When we reached Yokohama, there was apparently considerable discussion between the German and Japanese authorities as to what should be done with us.
At first the Japanese authorities refused to receive us ashore, and on the 3rd July, we were transferred to another German ship, the Ramses, a Hamburg-America boat,
On the Ramses, we found the crew of the Greek ship Pagasittikos, who had been caught by the sane raider as SS Nankin on 23/3/42 in the South Atlantic and had reached Yokohama in a German supply ship about three weeks previously.
The Ramses had been fitted out to take a considerable number of prisoners, and guns were being mounted on the bridge, and it was thought we might be returned to Germany in this ship, as there was still no arrangement for our being received by the Japanese authorities.
However, an agreement between the Germans and the Japanese was reached subsequently, and on the 10th July we went ashore, having been handed over to the Japanese.
Our general treatment, while in German hands, was quite good. A definite part of the ship was allotted to us, and we were not interfered with in our section of the ship, in any way by the German guards. It was, however, as much as our life was worth to step over these bounds, and they wore particularly emphatic that any attempt to approach the side of the ship would be met with a machine gun bullet, as they were determined that, under no circumstances, should we be allowed to drop any message over the side of the ship that might give any inkling of our position.
On board the various ships, oven on the raider, there did net seem to be any violent Nazi fanaticism or hatred towards us. In fact, the general attitude of the Germans was “It is your turn to-day; to-morrow it may be our turn”.
The Captain of the Regensburg had been a prisoner during the last war in the Isle of Wight, and the Captain of the Dresden had been a prisoner in Australia, and it may be because of this that our treatment was sympathetic. The food was, in general, adequate, as we received more or loss the same rations as the German crew.
The Captain of the Ramses, who had been in Japanese waters since the outbreak of the war with Germany, was very outspoken about German-Japanese relations and was really quite bitter when arrangements had finally been settled to hand us over to the Japanese. He stated that, if the authorities in Berlin know as much about the Japanese as the Germans did in Yokohama, there would be no question of handing over British prisoners to the Japanese for safe custody.
Apparently even at that time, when the war situation was generally favourable to both Japan and Germany, there was the most intense suspicion between the Japanese and the Germans, and all movements of Germans in Japan were very closely scrutinised, and they were, in general, subjected to the closest police supervision.

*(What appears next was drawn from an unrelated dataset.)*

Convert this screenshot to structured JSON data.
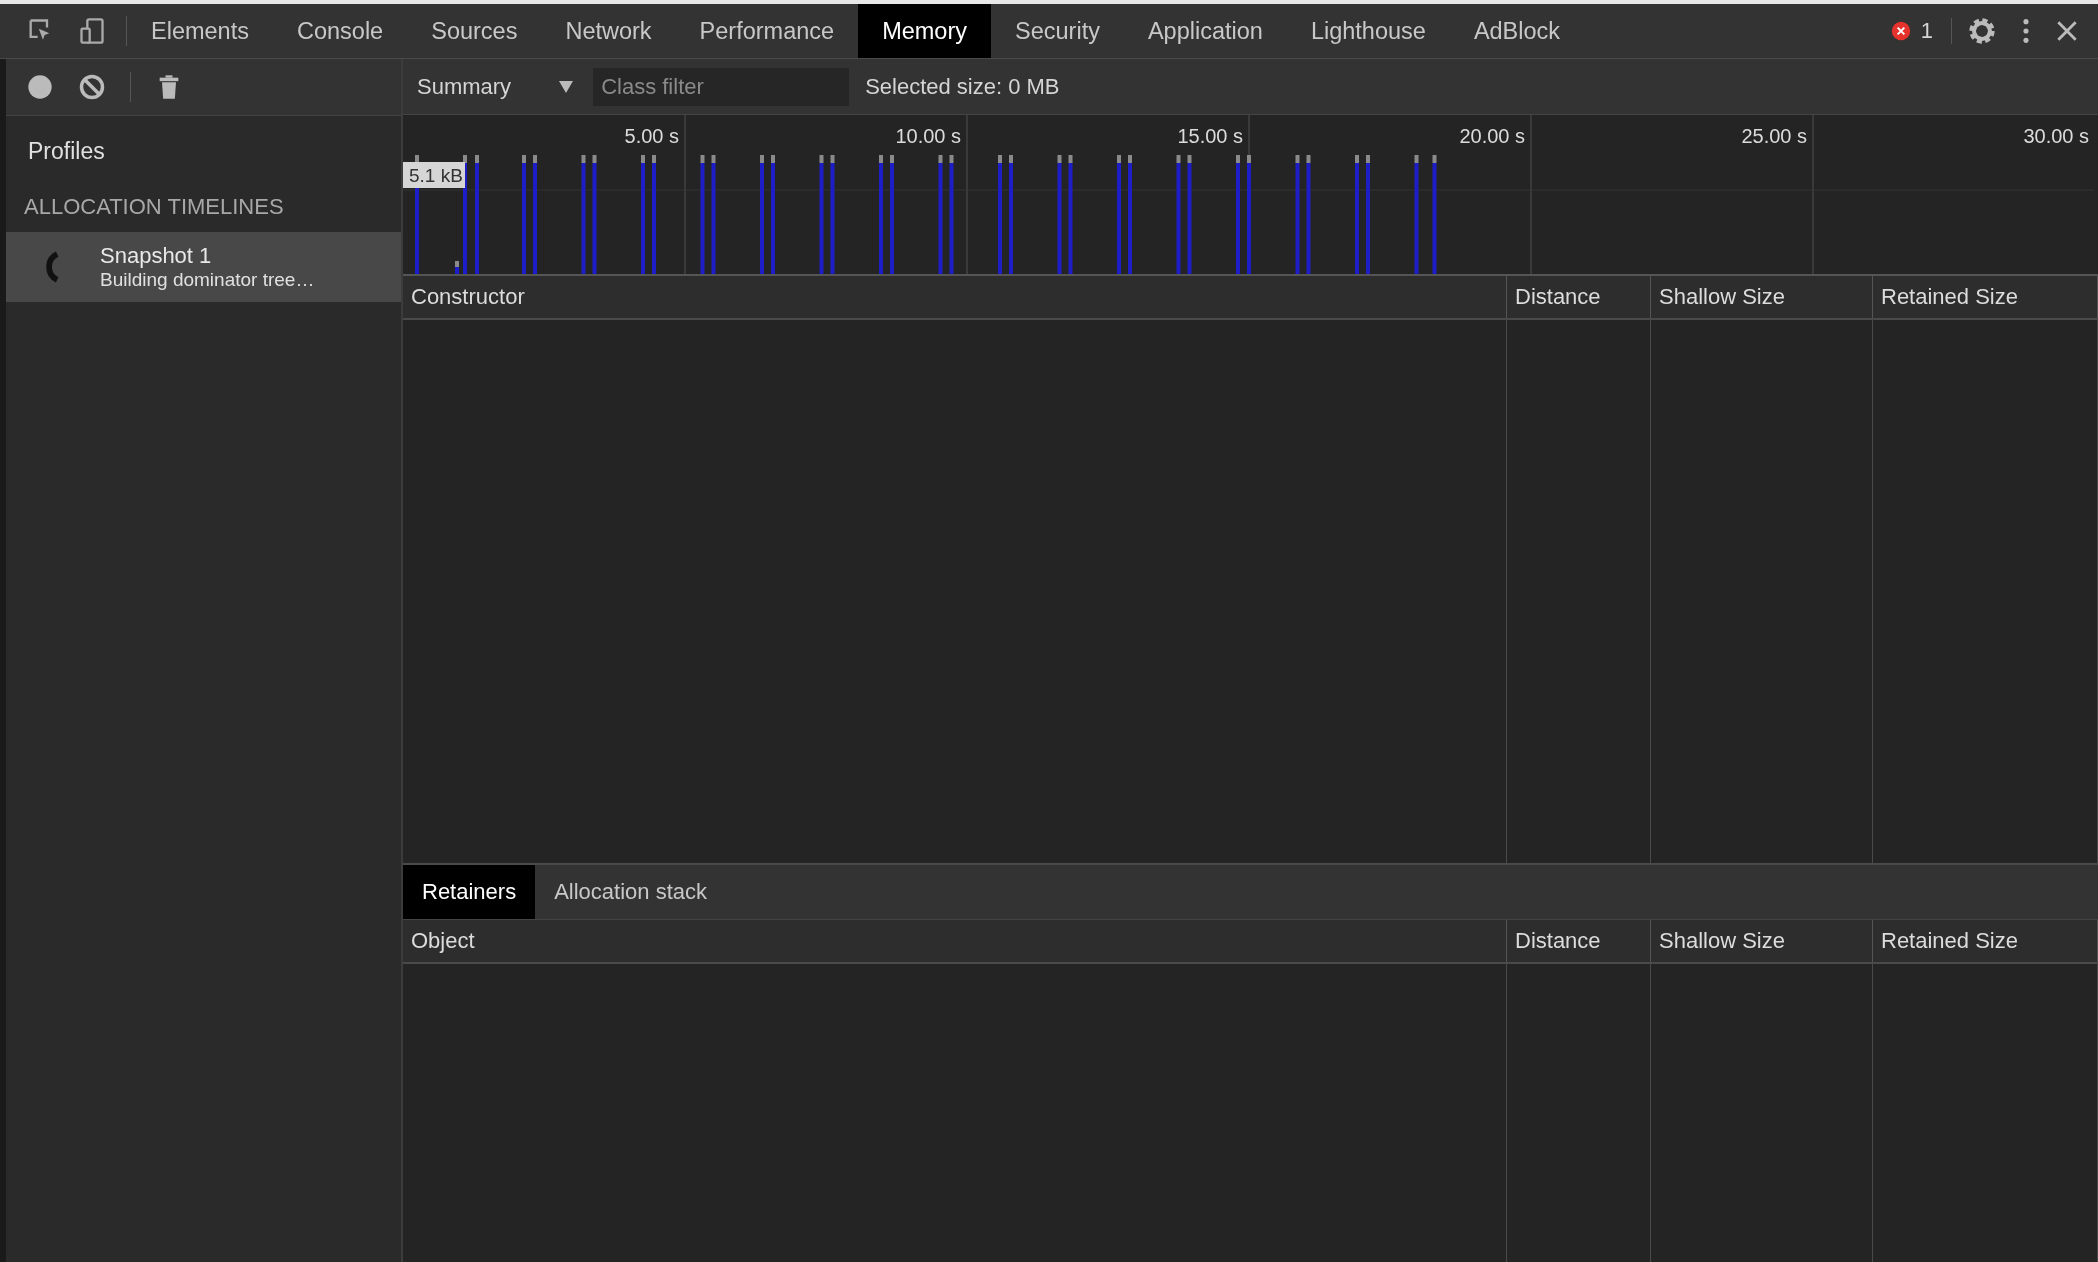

It is a matter of interest that SS Nankin was subsequently responsible for the blowing up of the raider. Apparently in October or November, 1942, the raider went to Yokohama and tied up alongside SS Nankin. While the raider was being refuelled from a tanker, a small fire broke out which spread to SS Nankin, which, with its cargo of explosives aboard, immediately blew up, and in so doing destroyed not only the raider and the tanker, but also a substantial part of the Yokohama docks. Rumours of this reached us at the time, but the details wore not obtained until after the war, when we got them from the Swiss delegate.